One can always count on our government to make matters worse, every time it attempts to find a solution to a problem. What should have been a ‘mole-hill’ turned into a huge ‘mountain’ courtesy the Home Ministry’s goof up in banning the telecast of “India’s Daughter”, a documentary on the December 16 gang rape. Directed by LesleeUdwin, the controversial BBC documentary was expressly banned by the Government and later by a Delhi Court, after a section of the documentary containing an extremely misogynistic interview of one of the convicts in the case, was reported in the media.
Home Minister Rajnath Singh’s initial reaction to the publication of the convict’s interview was that of shock. He was perplexed by the callous manner in which the permission was granted to BBC to interview Mukesh Singh, inside the high security Tihar jail in Delhi. As a consequence, Rajnath Singh had sent summons to Alok Kumar Verma, Tihar Jail DG as well as LesleeUdwin, the British Filmmaker and director of India’s Daughter. They have been asked to render an explanation as to how and why they were granted the permission to interview Mukesh, in contravention of state laws. However, Mr. Singh’s reaction is not an isolated one, and most certainly is not the first, as it comes after a horde of women MPs from the opposition had earlier, led protests against the publication of the interview and the documentary. In response, the Delhi Police, usually not so agile and aggressive, had immediately register a First Information Report against LesleeUdwin and successfully managed to garner a restraining order against the documentary.
In the said documentary, while Mukesh was confronted with several questions as to the details of the day of the gang rape (for which he is facing a death sentence; the case is currently in the Supreme Court), he went to make several misogynistic statement that are the reason for the furore surrounding the documentary. Mukesh went on to blame the victim for being responsible for the crime herself, for no ‘good girl’ would venture out of her house at night and that too with an ‘unknown boy’. He also goes on to say that the victim should have been “silent” and allowed the rape to happen. Singh is one of the four men sentenced to death by hanging, a sentenced temporarily as the Supreme Court is hearing the case.
While Udwin has argued that she had obtained all the requisite permissions from the government as well the Tihar jail authorities, for conducting the interview, the government as well as the police have countered her argument. Udwin has blamed the authorities for exhibiting a “knee-jerk hysteria” against the interview without even watching the documentary.
On Wednesday, a Delhi court too extended the stay on the publication of the documentary. The Chief Metropolitan Magistrate Sanjay Khanagwal extended the restraining order obtained by the Delhi Police. On Tuesday, Metropolitan Magistrate PuneetPahwa had passed a stay order against the telecast, transmission, uploading and publication of the documentary.
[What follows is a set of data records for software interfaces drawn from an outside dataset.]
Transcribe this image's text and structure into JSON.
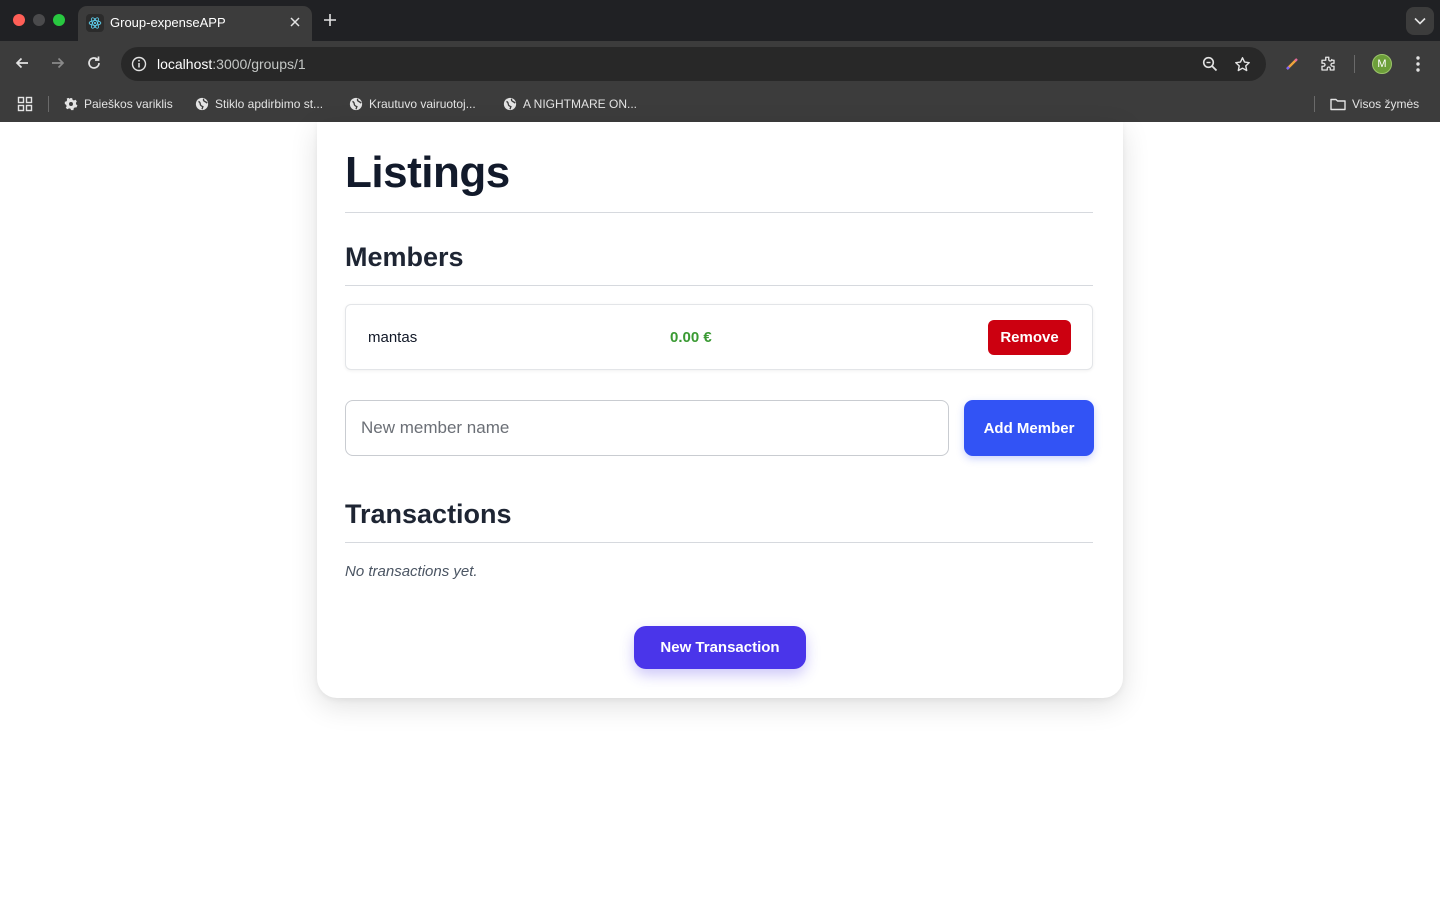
{
  "browser": {
    "tab_title": "Group-expenseAPP",
    "url_host": "localhost",
    "url_path": ":3000/groups/1",
    "profile_initial": "M",
    "bookmarks": [
      {
        "label": "Paieškos variklis",
        "icon": "gear-icon"
      },
      {
        "label": "Stiklo apdirbimo st...",
        "icon": "globe-icon"
      },
      {
        "label": "Krautuvo vairuotoj...",
        "icon": "globe-icon"
      },
      {
        "label": "A NIGHTMARE ON...",
        "icon": "globe-icon"
      }
    ],
    "all_bookmarks_label": "Visos žymės"
  },
  "page": {
    "title": "Listings",
    "members": {
      "heading": "Members",
      "list": [
        {
          "name": "mantas",
          "balance": "0.00 €",
          "remove_label": "Remove"
        }
      ],
      "input_placeholder": "New member name",
      "input_value": "",
      "add_label": "Add Member"
    },
    "transactions": {
      "heading": "Transactions",
      "empty_text": "No transactions yet.",
      "new_label": "New Transaction"
    }
  },
  "colors": {
    "remove_button": "#cc0010",
    "add_button": "#3253f5",
    "new_transaction_button": "#4a35ea",
    "balance_positive": "#3a9a33"
  }
}
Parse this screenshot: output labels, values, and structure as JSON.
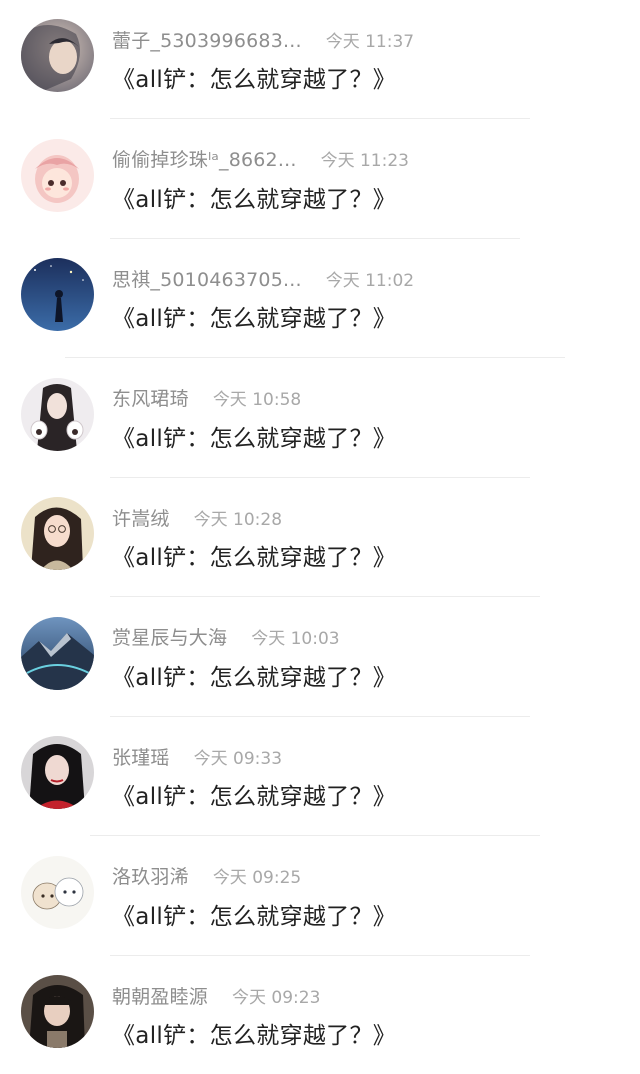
{
  "comments": [
    {
      "username": "蕾子_5303996683...",
      "time": "今天 11:37",
      "message": "《all铲：怎么就穿越了？》"
    },
    {
      "username": "偷偷掉珍珠ˡᵃ_8662...",
      "time": "今天 11:23",
      "message": "《all铲：怎么就穿越了？》"
    },
    {
      "username": "思祺_5010463705...",
      "time": "今天 11:02",
      "message": "《all铲：怎么就穿越了？》"
    },
    {
      "username": "东风珺琦",
      "time": "今天 10:58",
      "message": "《all铲：怎么就穿越了？》"
    },
    {
      "username": "许嵩绒",
      "time": "今天 10:28",
      "message": "《all铲：怎么就穿越了？》"
    },
    {
      "username": "赏星辰与大海",
      "time": "今天 10:03",
      "message": "《all铲：怎么就穿越了？》"
    },
    {
      "username": "张瑾瑶",
      "time": "今天 09:33",
      "message": "《all铲：怎么就穿越了？》"
    },
    {
      "username": "洛玖羽浠",
      "time": "今天 09:25",
      "message": "《all铲：怎么就穿越了？》"
    },
    {
      "username": "朝朝盈睦源",
      "time": "今天 09:23",
      "message": "《all铲：怎么就穿越了？》"
    }
  ]
}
The central issue in the whole controversy pertain to the No Objection Certificate secured by LesleeUdwin, granted by the Home Ministry’s Joint Secretary in July, 2013 by the authority of the then Home Minister Sushil Kumar Shinde. However, Mr.Shinde has denied sanctioning any such NOC or interview.
While, the government’s reaction is visibly inexplicable, the Home Minister has claim that the documentary is an attempt to tarnish the country’s image on international forums. As the BBC itself has resorted to the extreme moralizing on the issue, what is lamentable is that instead of circumspect consideration and careful introspection, our government and other public representatives have chosen to be bull-headed on the issue.
by Siddhartha Singh.